#vanilla javascript
Matthew Swensen
Feb 17, 2021 ⋅ 5 min read

How polymorphic JavaScript functions affect performance

Matthew Swensen Principal software engineer and open source enthusiast.

Recent posts:

Build Full-Stack App React Goxygen

Build a full-stack app with React and Goxygen

We show how to use Goxgen to scaffold a full-stack React app. See how to integrate React with Go and modify Goxygen to suit your project requirements.

Clara Ekekenta
Dec 6, 2023 ⋅ 8 min read
Express Js Adoption Guide Overview Examples Alternatives

Express.js adoption guide: Overview, examples, and alternatives

Express.js is a Node.js framework for creating maintainable and fast backend web applications in JavaScript. In the fast-paced world of […]

Antonello Zanini
Dec 6, 2023 ⋅ 17 min read
Nesting web components in vanilla JavaScript

Nesting web components in vanilla JavaScript

Web components are underrated for the performance and ergonomic benefits they provide in vanilla JS. Learn how to nest them in this post.

Mark Conroy
Dec 5, 2023 ⋅ 10 min read
Using Defer In Angular 17 To Implement Lazy Loading

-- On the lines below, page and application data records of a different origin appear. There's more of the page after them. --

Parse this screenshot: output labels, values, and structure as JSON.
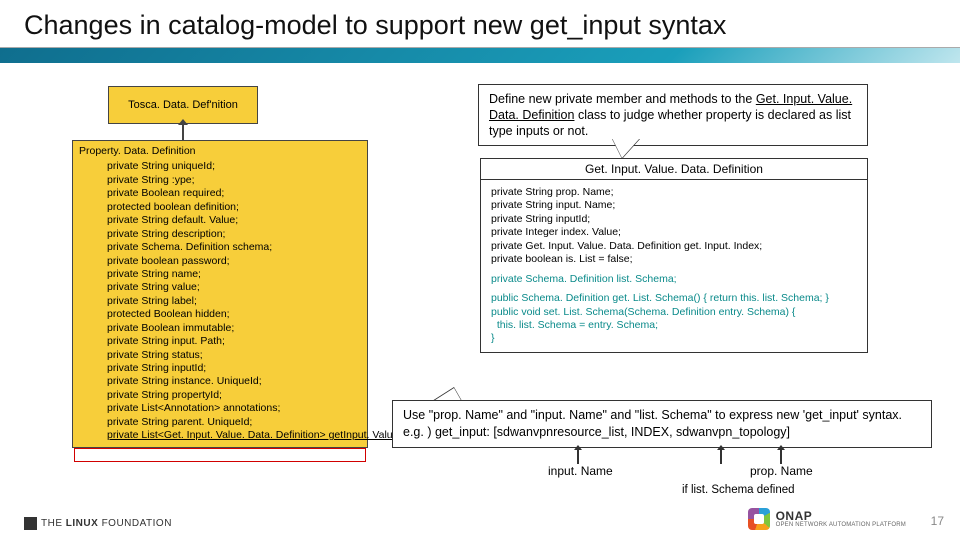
{
  "title": "Changes in catalog-model to support new get_input syntax",
  "tosca_box": "Tosca. Data. Def'nition",
  "prop_def": {
    "head": "Property. Data. Definition",
    "lines": [
      "private String uniqueId;",
      "private String :ype;",
      "private Boolean required;",
      "protected boolean definition;",
      "private String default. Value;",
      "private String description;",
      "private Schema. Definition schema;",
      "private boolean password;",
      "private String name;",
      "private String value;",
      "private String label;",
      "protected Boolean hidden;",
      "private Boolean immutable;",
      "private String input. Path;",
      "private String status;",
      "private String inputId;",
      "private String instance. UniqueId;",
      "private String propertyId;",
      "private List<Annotation> annotations;",
      "private String parent. UniqueId;"
    ],
    "highlight": "private List<Get. Input. Value. Data. Definition> getInput. Values;"
  },
  "callout1": {
    "pre": "Define new private member and methods to the ",
    "u": "Get. Input. Value. Data. Definition",
    "post": " class to judge whether property is declared as list type inputs or not."
  },
  "code": {
    "header": "Get. Input. Value. Data. Definition",
    "black": [
      "private String prop. Name;",
      "private String input. Name;",
      "private String inputId;",
      "private Integer index. Value;",
      "private Get. Input. Value. Data. Definition get. Input. Index;",
      "private boolean is. List = false;"
    ],
    "teal1": "private Schema. Definition list. Schema;",
    "teal_block": [
      "public Schema. Definition get. List. Schema() { return this. list. Schema; }",
      "public void set. List. Schema(Schema. Definition entry. Schema) {",
      "  this. list. Schema = entry. Schema;",
      "}"
    ]
  },
  "callout2": {
    "l1": "Use \"prop. Name\" and \"input. Name\" and \"list. Schema\" to express new 'get_input' syntax.",
    "l2": "e.g. ) get_input:  [sdwanvpnresource_list, INDEX, sdwanvpn_topology]"
  },
  "sub": {
    "input": "input. Name",
    "prop": "prop. Name",
    "cond": "if list. Schema defined"
  },
  "footer": {
    "linux_pre": "THE",
    "linux_b": "LINUX",
    "linux_post": "FOUNDATION",
    "onap": "ONAP",
    "onap_sub": "OPEN NETWORK AUTOMATION PLATFORM"
  },
  "page": "17"
}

Using defer in Angular 17 to implement lazy loading

Angular’s new defer feature, introduced in Angular 17, can help us optimize the delivery of our apps to end users.

Lewis Cianci
Dec 4, 2023 ⋅ 10 min read
View all posts

One Reply to "How polymorphic JavaScript functions affect performance"

  1. The overloading of a function is only one type of polymorphism. Javascript does not support overloading. One this function breaks SOLID principles on so many different levels. Two this function should never have made it past code review. Polymorphism is a good thing. It allows robust, reusable and maintainable code. You cannot write bad code much less in one example to discredit an entire paradigm. Good writing, but monomorphic functions are not the future. By creating a one to one mapping between types and return statements we eliminate robustness in the code base and increase the amount of code we have to write. Without polymorphism we don’t have templates, or generics. Code becomes static. Hence useless beyond the current use case.

Leave a Reply